### Problem requirements
The answer must consist of every line in the data below that holds the word "tint".

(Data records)

────────────────────

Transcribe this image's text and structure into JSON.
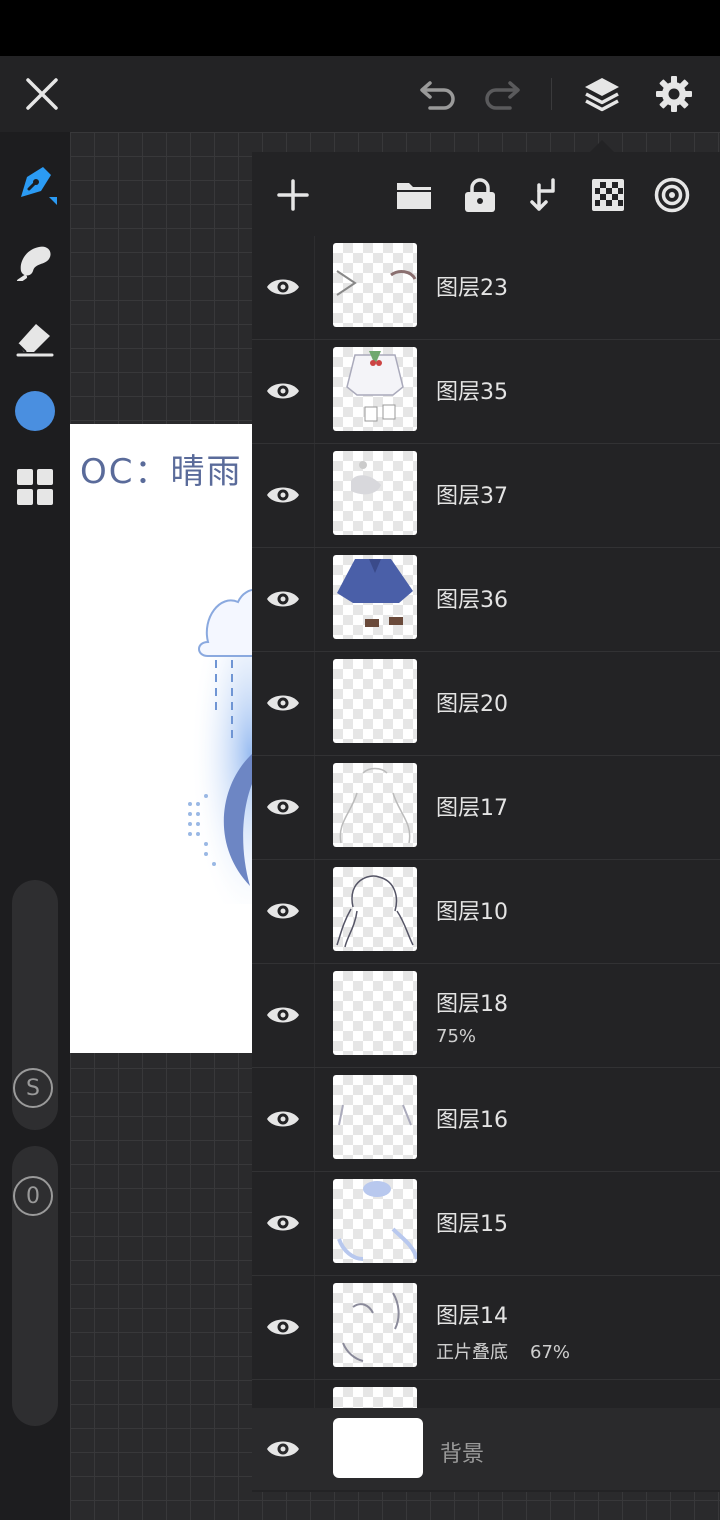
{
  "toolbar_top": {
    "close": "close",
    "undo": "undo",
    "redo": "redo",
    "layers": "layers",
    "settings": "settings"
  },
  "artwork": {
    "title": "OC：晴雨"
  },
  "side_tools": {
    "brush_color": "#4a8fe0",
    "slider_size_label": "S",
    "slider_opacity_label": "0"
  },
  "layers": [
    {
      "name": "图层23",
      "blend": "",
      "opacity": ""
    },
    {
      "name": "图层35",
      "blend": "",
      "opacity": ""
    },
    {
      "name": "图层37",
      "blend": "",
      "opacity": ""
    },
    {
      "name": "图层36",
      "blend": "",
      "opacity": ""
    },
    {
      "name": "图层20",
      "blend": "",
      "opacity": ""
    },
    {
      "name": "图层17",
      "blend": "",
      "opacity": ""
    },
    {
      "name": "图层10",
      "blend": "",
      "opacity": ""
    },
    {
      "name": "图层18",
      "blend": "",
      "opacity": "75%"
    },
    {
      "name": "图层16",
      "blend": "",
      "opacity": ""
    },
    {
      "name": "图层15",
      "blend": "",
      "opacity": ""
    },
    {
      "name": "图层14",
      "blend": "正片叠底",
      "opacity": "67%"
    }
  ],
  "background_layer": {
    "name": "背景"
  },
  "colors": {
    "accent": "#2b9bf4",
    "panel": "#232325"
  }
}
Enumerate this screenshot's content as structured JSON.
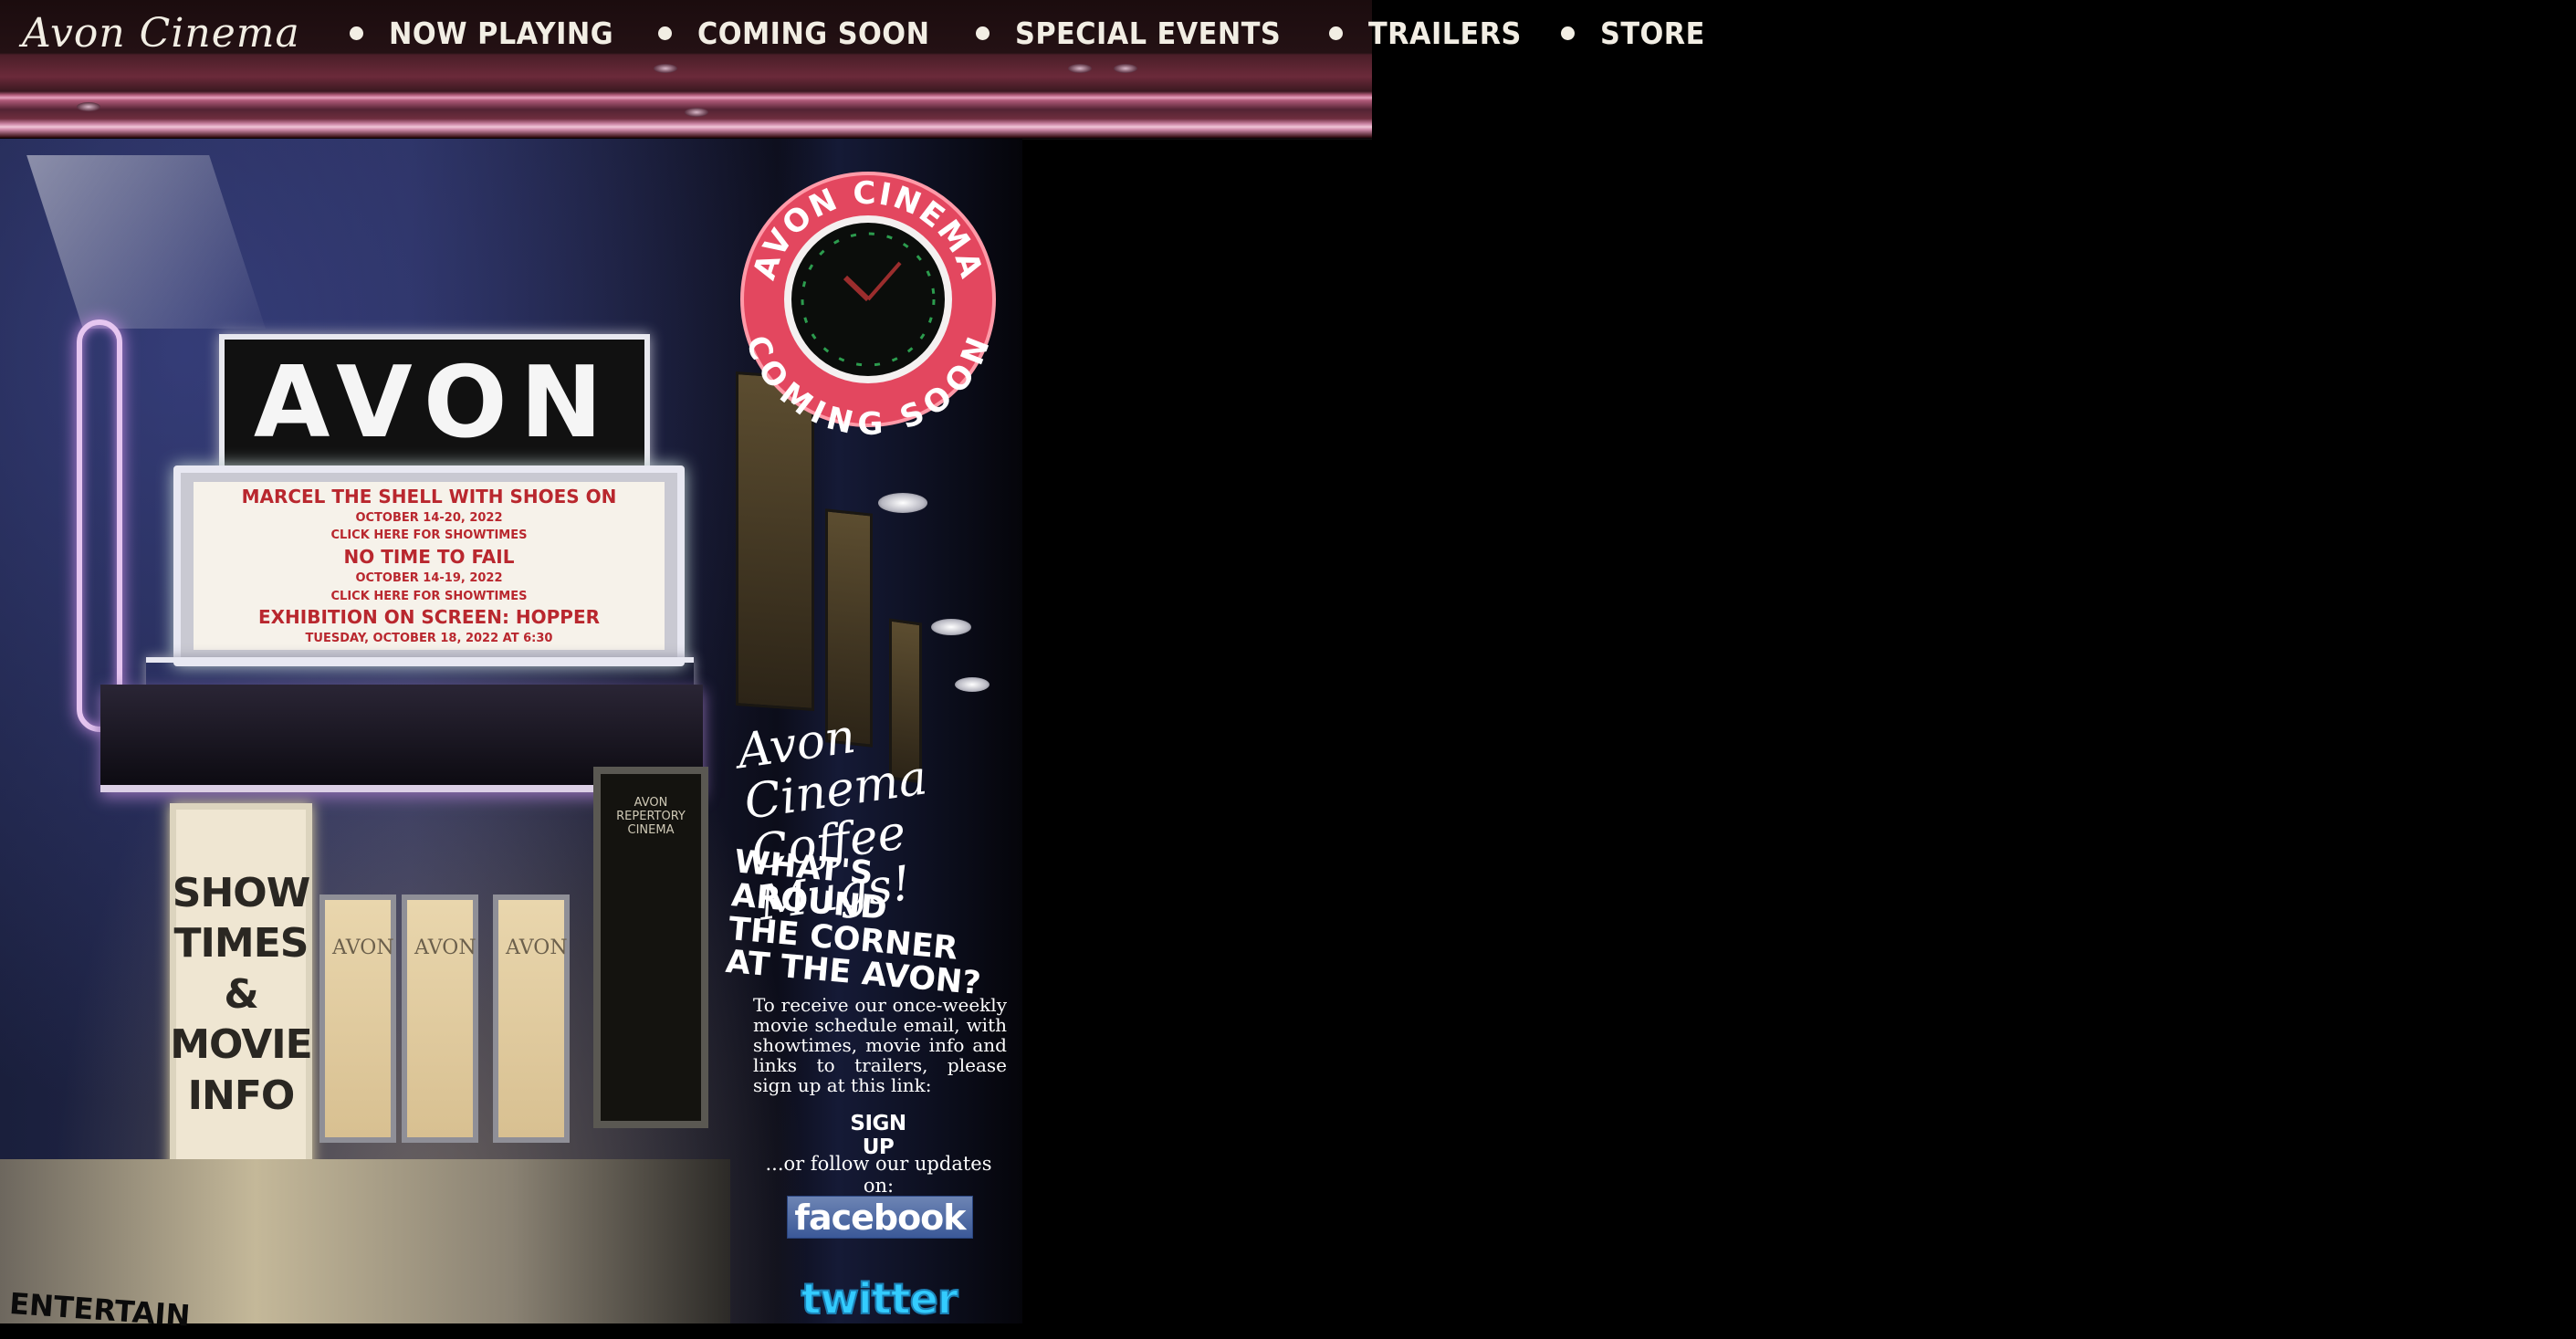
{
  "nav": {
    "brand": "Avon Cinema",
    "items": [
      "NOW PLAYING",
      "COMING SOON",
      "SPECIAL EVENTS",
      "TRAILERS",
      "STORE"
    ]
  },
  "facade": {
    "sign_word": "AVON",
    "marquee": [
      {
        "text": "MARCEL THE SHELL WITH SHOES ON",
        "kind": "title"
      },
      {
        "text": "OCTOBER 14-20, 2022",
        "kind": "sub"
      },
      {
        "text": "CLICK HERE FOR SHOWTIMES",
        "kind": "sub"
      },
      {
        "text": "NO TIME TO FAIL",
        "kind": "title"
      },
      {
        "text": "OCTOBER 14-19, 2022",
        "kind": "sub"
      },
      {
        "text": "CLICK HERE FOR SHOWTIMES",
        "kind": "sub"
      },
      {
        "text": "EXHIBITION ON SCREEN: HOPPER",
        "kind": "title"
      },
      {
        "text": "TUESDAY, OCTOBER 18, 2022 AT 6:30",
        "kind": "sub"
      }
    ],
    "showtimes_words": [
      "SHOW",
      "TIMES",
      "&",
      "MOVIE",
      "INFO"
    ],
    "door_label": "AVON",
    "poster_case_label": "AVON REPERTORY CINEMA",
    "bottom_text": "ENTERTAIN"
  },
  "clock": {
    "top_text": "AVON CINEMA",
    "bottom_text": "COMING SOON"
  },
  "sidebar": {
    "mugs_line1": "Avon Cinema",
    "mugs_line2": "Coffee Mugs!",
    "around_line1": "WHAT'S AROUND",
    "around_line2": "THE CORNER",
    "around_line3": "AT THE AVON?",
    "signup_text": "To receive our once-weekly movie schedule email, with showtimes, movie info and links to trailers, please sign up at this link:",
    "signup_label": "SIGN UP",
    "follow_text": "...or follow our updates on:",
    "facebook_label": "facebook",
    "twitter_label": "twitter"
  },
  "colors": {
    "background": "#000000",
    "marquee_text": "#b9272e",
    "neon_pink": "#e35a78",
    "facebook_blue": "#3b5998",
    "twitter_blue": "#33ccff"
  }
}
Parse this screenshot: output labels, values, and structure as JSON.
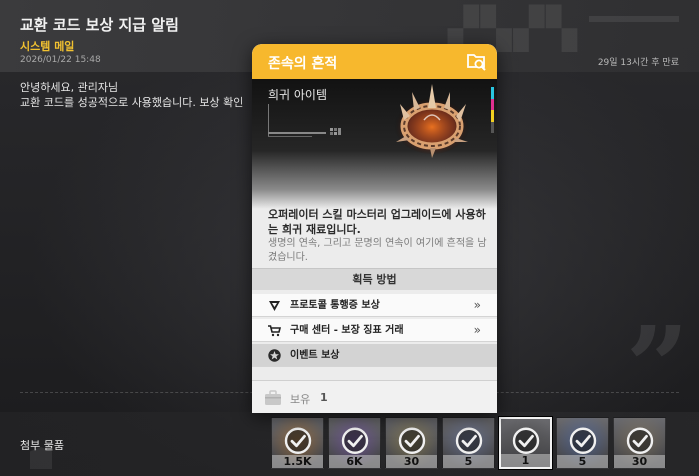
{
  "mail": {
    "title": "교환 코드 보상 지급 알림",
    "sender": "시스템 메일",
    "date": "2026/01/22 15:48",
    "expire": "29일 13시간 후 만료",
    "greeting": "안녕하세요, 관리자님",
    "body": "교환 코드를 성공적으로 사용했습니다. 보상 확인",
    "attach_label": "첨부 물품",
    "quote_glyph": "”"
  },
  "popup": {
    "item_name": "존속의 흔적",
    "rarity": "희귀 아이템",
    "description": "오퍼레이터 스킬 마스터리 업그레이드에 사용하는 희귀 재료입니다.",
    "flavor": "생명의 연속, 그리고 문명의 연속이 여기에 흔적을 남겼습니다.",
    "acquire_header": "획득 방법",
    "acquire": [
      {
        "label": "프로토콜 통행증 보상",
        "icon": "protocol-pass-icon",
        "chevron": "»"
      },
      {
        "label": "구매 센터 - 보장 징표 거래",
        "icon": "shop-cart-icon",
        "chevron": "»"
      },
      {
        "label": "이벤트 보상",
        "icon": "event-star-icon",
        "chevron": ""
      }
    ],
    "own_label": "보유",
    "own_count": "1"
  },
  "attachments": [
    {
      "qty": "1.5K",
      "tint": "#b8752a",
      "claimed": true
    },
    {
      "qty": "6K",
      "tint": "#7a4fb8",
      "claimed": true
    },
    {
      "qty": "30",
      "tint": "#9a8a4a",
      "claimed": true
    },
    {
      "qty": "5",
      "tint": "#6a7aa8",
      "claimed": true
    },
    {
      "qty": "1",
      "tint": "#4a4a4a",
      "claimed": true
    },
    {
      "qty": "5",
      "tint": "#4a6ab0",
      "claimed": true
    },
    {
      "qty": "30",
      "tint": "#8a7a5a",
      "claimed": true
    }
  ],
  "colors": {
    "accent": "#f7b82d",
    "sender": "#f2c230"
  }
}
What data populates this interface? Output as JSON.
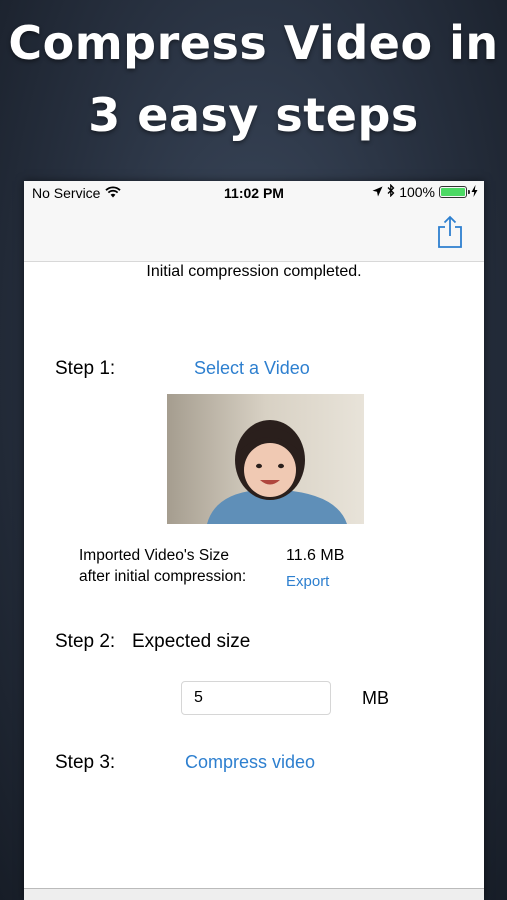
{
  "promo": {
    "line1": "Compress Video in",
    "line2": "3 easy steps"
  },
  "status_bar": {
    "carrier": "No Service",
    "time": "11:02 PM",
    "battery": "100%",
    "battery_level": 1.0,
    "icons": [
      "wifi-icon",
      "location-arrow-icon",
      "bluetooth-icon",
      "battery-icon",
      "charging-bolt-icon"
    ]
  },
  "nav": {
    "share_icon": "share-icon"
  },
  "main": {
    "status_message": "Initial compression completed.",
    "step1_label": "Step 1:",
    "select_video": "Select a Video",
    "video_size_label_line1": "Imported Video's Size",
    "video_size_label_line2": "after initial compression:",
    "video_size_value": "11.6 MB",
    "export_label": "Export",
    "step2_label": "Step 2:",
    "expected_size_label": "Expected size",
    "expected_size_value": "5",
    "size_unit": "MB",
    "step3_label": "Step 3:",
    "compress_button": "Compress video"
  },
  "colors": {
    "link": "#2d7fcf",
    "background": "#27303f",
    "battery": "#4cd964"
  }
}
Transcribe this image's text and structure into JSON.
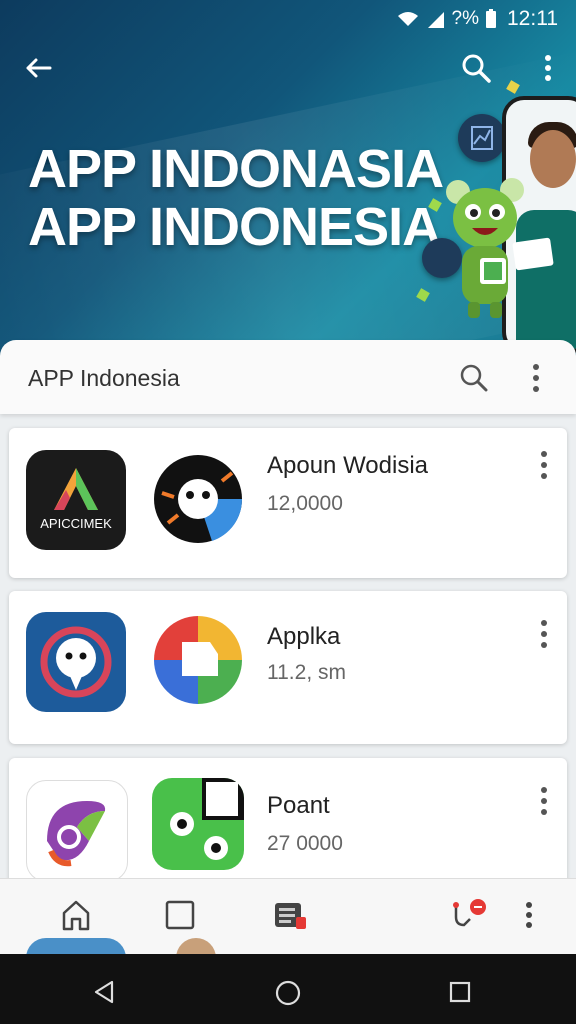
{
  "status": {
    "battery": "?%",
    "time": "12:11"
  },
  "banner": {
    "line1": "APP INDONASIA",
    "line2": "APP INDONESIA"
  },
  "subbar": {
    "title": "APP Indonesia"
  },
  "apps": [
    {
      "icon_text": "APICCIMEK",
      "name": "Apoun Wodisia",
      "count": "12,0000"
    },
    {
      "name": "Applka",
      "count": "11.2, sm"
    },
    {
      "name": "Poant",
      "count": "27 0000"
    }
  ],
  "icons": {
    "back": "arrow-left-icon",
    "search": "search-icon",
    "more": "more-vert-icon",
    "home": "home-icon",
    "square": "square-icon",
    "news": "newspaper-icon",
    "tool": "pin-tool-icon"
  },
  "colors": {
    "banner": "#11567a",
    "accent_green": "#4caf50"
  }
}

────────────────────

### Finished task
      "tint": "#b8752a",
      "tint": "#7a4fb8",
      "tint": "#9a8a4a",
      "tint": "#6a7aa8",
      "tint": "#4a4a4a",
      "tint": "#4a6ab0",
      "tint": "#8a7a5a",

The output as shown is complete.